by Johannes Ullrich (Version: 1)
It is Microsoft patch Tuesday again, and back are the difficulties to make sense of the way vulnerability information is organized. The Security Update Guide lists a total of 243 security updates, but note how for each product (e.g. Microsoft Edge) we have different platforms listed. These are patches that fix the same group of vulnerabilities but for different platforms.
According to the Security Advisories page, Microsoft released 3 advisories today, and one yesterday. The Security Guidance page has a few more (but some of the links are currently broken). Here are the highlights:
Advisory 4022345: If you installed Windows 10 or Server 2016, but never logged on, then it is possible that your system isn't checking for updates. This is probably not a big deal for most people, but if you deploy large sets of machines, for example in cloud environments, and never log in, then this may be a problem.
Advisory 4021279: .Net Core, ASP.Net Core Privilege Escalation: This is an update to various .Net core packages. If you used a vulnerable package in your project, then your project may be vulnerable. To fix this, you not only need to update .Net Core, but you will also need to update the dependencies in your project. This will require editing the respective project configuration file which specifies the version included.
Advisory 4010323: No more SHA-1 in Internet Explorer 11 and Edge.

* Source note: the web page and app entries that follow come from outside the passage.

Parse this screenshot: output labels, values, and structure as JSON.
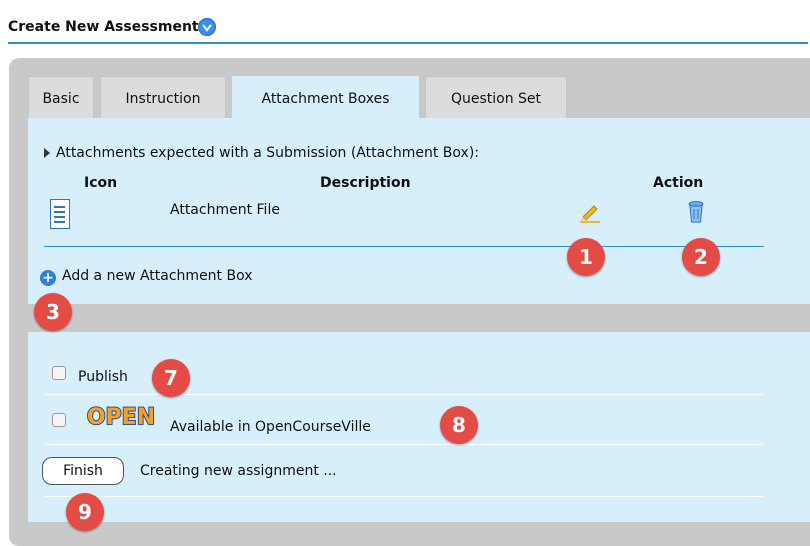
{
  "header": {
    "title": "Create New Assessment"
  },
  "tabs": [
    {
      "label": "Basic"
    },
    {
      "label": "Instruction"
    },
    {
      "label": "Attachment Boxes"
    },
    {
      "label": "Question Set"
    }
  ],
  "active_tab": "Attachment Boxes",
  "attachments": {
    "section_title": "Attachments expected with a Submission (Attachment Box):",
    "columns": [
      "Icon",
      "Description",
      "Action"
    ],
    "rows": [
      {
        "description": "Attachment File"
      }
    ],
    "add_label": "Add a new Attachment Box"
  },
  "options": {
    "publish_label": "Publish",
    "publish_checked": false,
    "opencourseville_label": "Available in OpenCourseVille",
    "opencourseville_checked": false,
    "logo_text": "OPEN"
  },
  "finish": {
    "button_label": "Finish",
    "status_text": "Creating new assignment ..."
  },
  "annotations": [
    "1",
    "2",
    "3",
    "7",
    "8",
    "9"
  ],
  "colors": {
    "accent": "#2d8fd8",
    "panel_gray": "#c9c9c9",
    "content_blue": "#d7eefb",
    "badge_red": "#e44b45"
  }
}
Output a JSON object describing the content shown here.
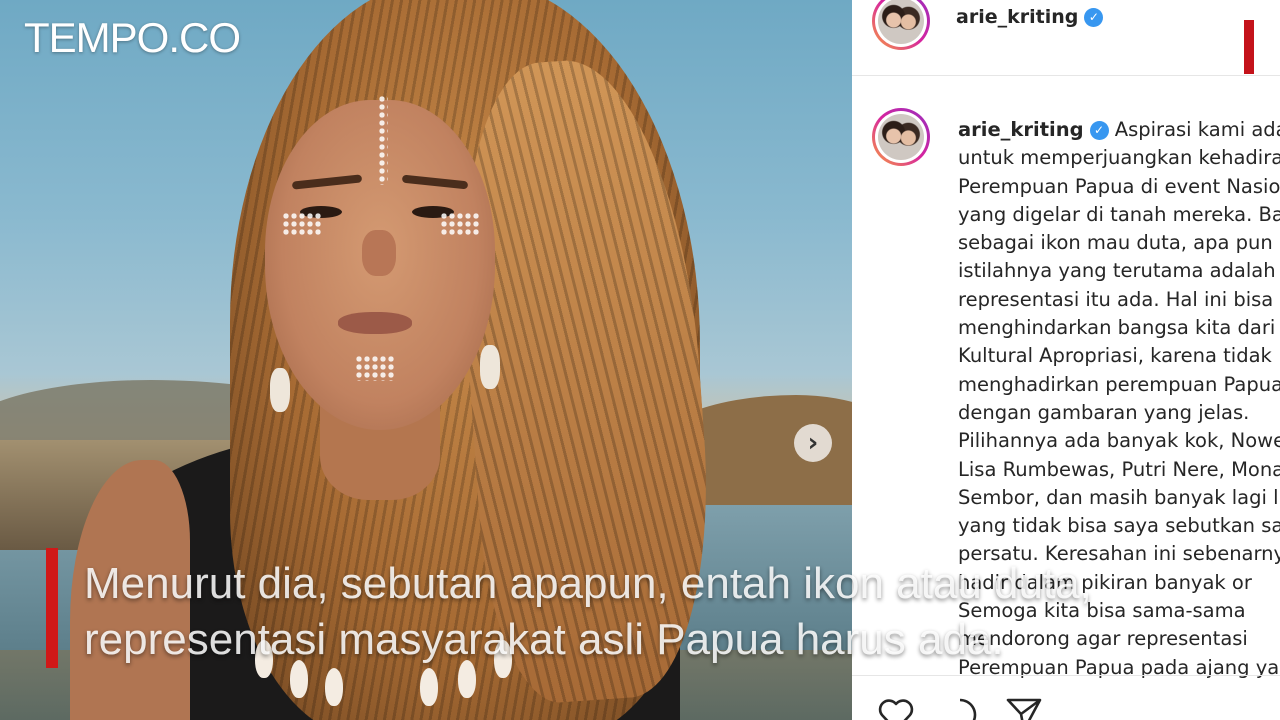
{
  "logo": {
    "text": "TEMPO.CO"
  },
  "instagram": {
    "header": {
      "username": "arie_kriting",
      "verified_icon": "verified-badge-icon"
    },
    "post": {
      "username": "arie_kriting",
      "caption_lines": [
        "Aspirasi kami adal",
        "untuk memperjuangkan kehadira",
        "Perempuan Papua di event Nasio",
        "yang digelar di tanah mereka. Ba",
        "sebagai ikon mau duta, apa pun",
        "istilahnya yang terutama adalah",
        "representasi itu ada. Hal ini bisa",
        "menghindarkan bangsa kita dari",
        "Kultural Apropriasi, karena tidak",
        "menghadirkan perempuan Papua",
        "dengan gambaran yang jelas.",
        "Pilihannya ada banyak kok, Nowe",
        "Lisa Rumbewas, Putri Nere, Mona",
        "Sembor, dan masih banyak lagi l",
        "yang tidak bisa saya sebutkan sa",
        "persatu. Keresahan ini sebenarny",
        "hadir dalam pikiran banyak or",
        "Semoga kita bisa sama-sama",
        "mendorong agar representasi",
        "Perempuan Papua pada ajang ya"
      ]
    },
    "actions": [
      "heart-icon",
      "comment-icon",
      "share-icon"
    ]
  },
  "photo": {
    "carousel_next": "›"
  },
  "subtitle": {
    "line1": "Menurut dia, sebutan apapun, entah ikon atau duta,",
    "line2": "representasi masyarakat asli Papua harus ada."
  },
  "colors": {
    "accent_red": "#d01818",
    "verified_blue": "#3897f0"
  }
}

Now the probably most interesting advisory came yesterday, a day before the official patch Tuesday. Turns out that Microsoft's Malware Protection engine had a remote code execution vulnerability that could be triggered by it scanning a crafted binary. This vulnerability turned the security software against the user. This vulnerability got quite a bit of press after Tavis Ormandy hinted about it in a widely distributed tweet on Friday. In the end, this will likely not be as catastrophic as many made it seem. First of all, there is currently no public exploit. Secondly, but the time to read this, you are very likely patched. This patch will be applied as part of Microsoft's regular signature update. It is not a patch that you specifically have to apply. Windows should check for updated signatures at least once a day. If it skips an update, then maybe it will take another day. But there is currently no public exploit, so don't panic. You probably have plenty of other issues to worry about. Just let this one work itself up.
And Adobe, of course, patched Flash, which also affects Internet Explorer and Edge.